- are handled via a specific construct (caught).
- Get at the topmost level, causing the program to terminate.
SyntaxThe try/except construct handles exceptions in Python:
languages = ["c", "python", "php", "java"] print languages.index("python") try: print languages.index("English") except ValueError: print "English is not a *programming* language"
In many languages except is called catch.

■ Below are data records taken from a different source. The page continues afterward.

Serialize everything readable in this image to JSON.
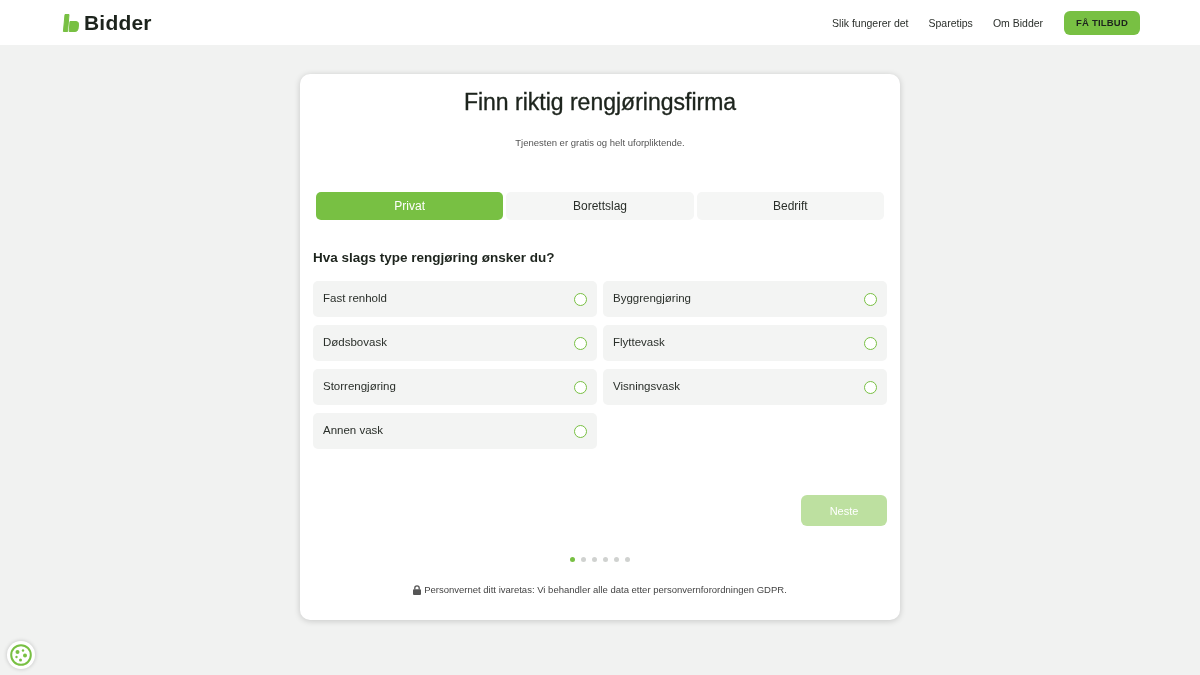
{
  "header": {
    "logo": "Bidder",
    "nav": [
      "Slik fungerer det",
      "Sparetips",
      "Om Bidder"
    ],
    "cta": "FÅ TILBUD"
  },
  "card": {
    "title": "Finn riktig rengjøringsfirma",
    "subtitle": "Tjenesten er gratis og helt uforpliktende.",
    "tabs": [
      {
        "label": "Privat",
        "selected": true
      },
      {
        "label": "Borettslag",
        "selected": false
      },
      {
        "label": "Bedrift",
        "selected": false
      }
    ],
    "question": "Hva slags type rengjøring ønsker du?",
    "options": [
      {
        "label": "Fast renhold",
        "selected": false
      },
      {
        "label": "Byggrengjøring",
        "selected": false
      },
      {
        "label": "Dødsbovask",
        "selected": false
      },
      {
        "label": "Flyttevask",
        "selected": false
      },
      {
        "label": "Storrengjøring",
        "selected": false
      },
      {
        "label": "Visningsvask",
        "selected": false
      },
      {
        "label": "Annen vask",
        "selected": false
      }
    ],
    "next_button": {
      "label": "Neste",
      "disabled": true
    },
    "steps": [
      {
        "selected": true
      },
      {
        "selected": false
      },
      {
        "selected": false
      },
      {
        "selected": false
      },
      {
        "selected": false
      },
      {
        "selected": false
      }
    ],
    "privacy": "Personvernet ditt ivaretas: Vi behandler alle data etter personvernforordningen GDPR."
  }
}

Of course multiple except blocks can be specified to handle different exceptions.
raise raises your own exception, which should be an object of a class descending from Exception, usually named with the *Error suffix:

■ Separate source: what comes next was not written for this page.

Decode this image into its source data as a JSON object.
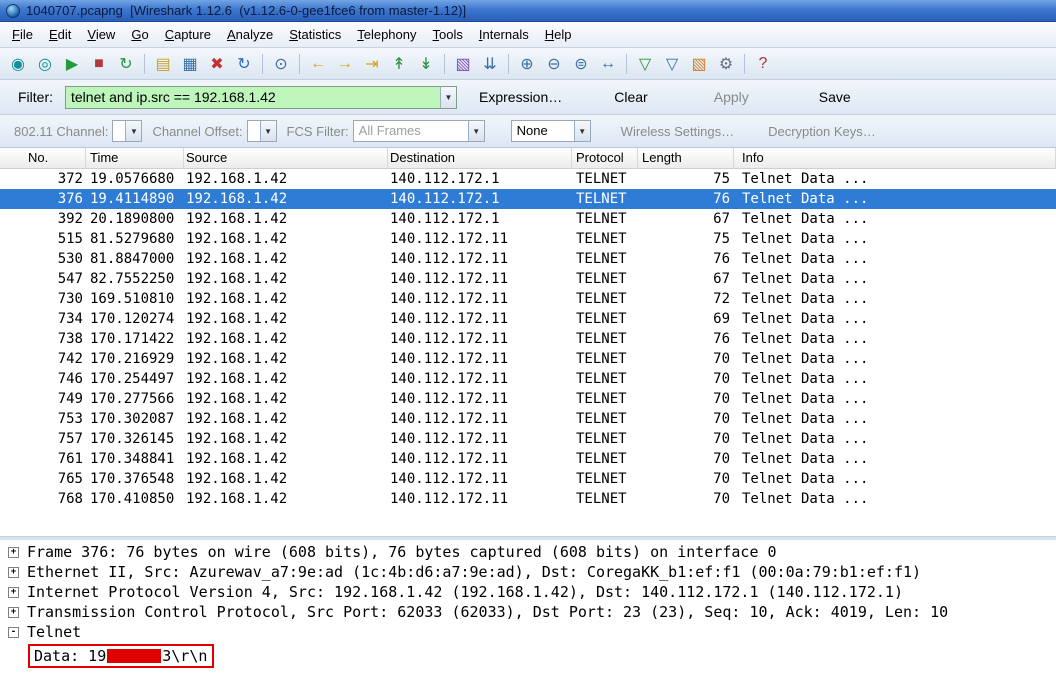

try: raise ValueError("English") except ValueError: print "English is not a *programming* language"
raise called without arguments just raises again the last caught exception:
try: raise ValueError("English") except ValueError as e: raise
except can also bind a local variable to the exception if you need to inspect it:
try: raise ValueError("English") except ValueError as e: print e.__class__ # <type 'exceptions.ValueError'> print sys.exc_info() # the tuple (<type 'exceptions.ValueError'>, ValueError('English',), <traceback object at 0xb779b874>)
You can add an else block to perform some work in the absence of errors:
try: print languages.index("c") except ValueError: print "C is not a *programming* language" else: print "C is a programming language"
finally defines a block of code which will always be executed, even if you return early from the try, or do not specify an except block:
try: print languages.index("c") except ValueError: print "C is not a *programming* language" finally: print "By the way, there were %s languages" % (len(languages), )
finally is meant to clean up even if the worst case scenario happens.
The traceback module is handy for displaying debug information about the last caught exception:
try: print languages.index("English") except ValueError: traceback.print_exc() traceback.print_stack() # only the stack trace
The hierarchy of built-in exceptions
At the Python's reference manual you'll find a full hierarchy of built-in exceptions, useful when catching them or when deciding which class your exception should inherit from.
Here's a condensed version of the hierarchy, omitting many minor exceptions:
BaseException +-- SystemExit +-- KeyboardInterrupt +-- GeneratorExit +-- Exception +-- StandardError | +-- BufferError | +-- ArithmeticError | +-- AssertionError | +-- AttributeError | +-- EnvironmentError | | +-- IOError | | +-- OSError | +-- ImportError | +-- LookupError | | +-- IndexError | | +-- KeyError | +-- RuntimeError | | +-- NotImplementedError | +-- SyntaxError | +-- SystemError | +-- TypeError | +-- ValueError +-- Warning +-- DeprecationWarning +-- SyntaxWarning
Note that since Python is usually interpreted (or compiled just in time in .pyc modules) there are even errors related to the syntax or issues in importing modules.
When defining your own exception, you should extend at least Exception. Other BaseException derivatives are reserved and should not be caught by any other than the interpreter, like SystemExit.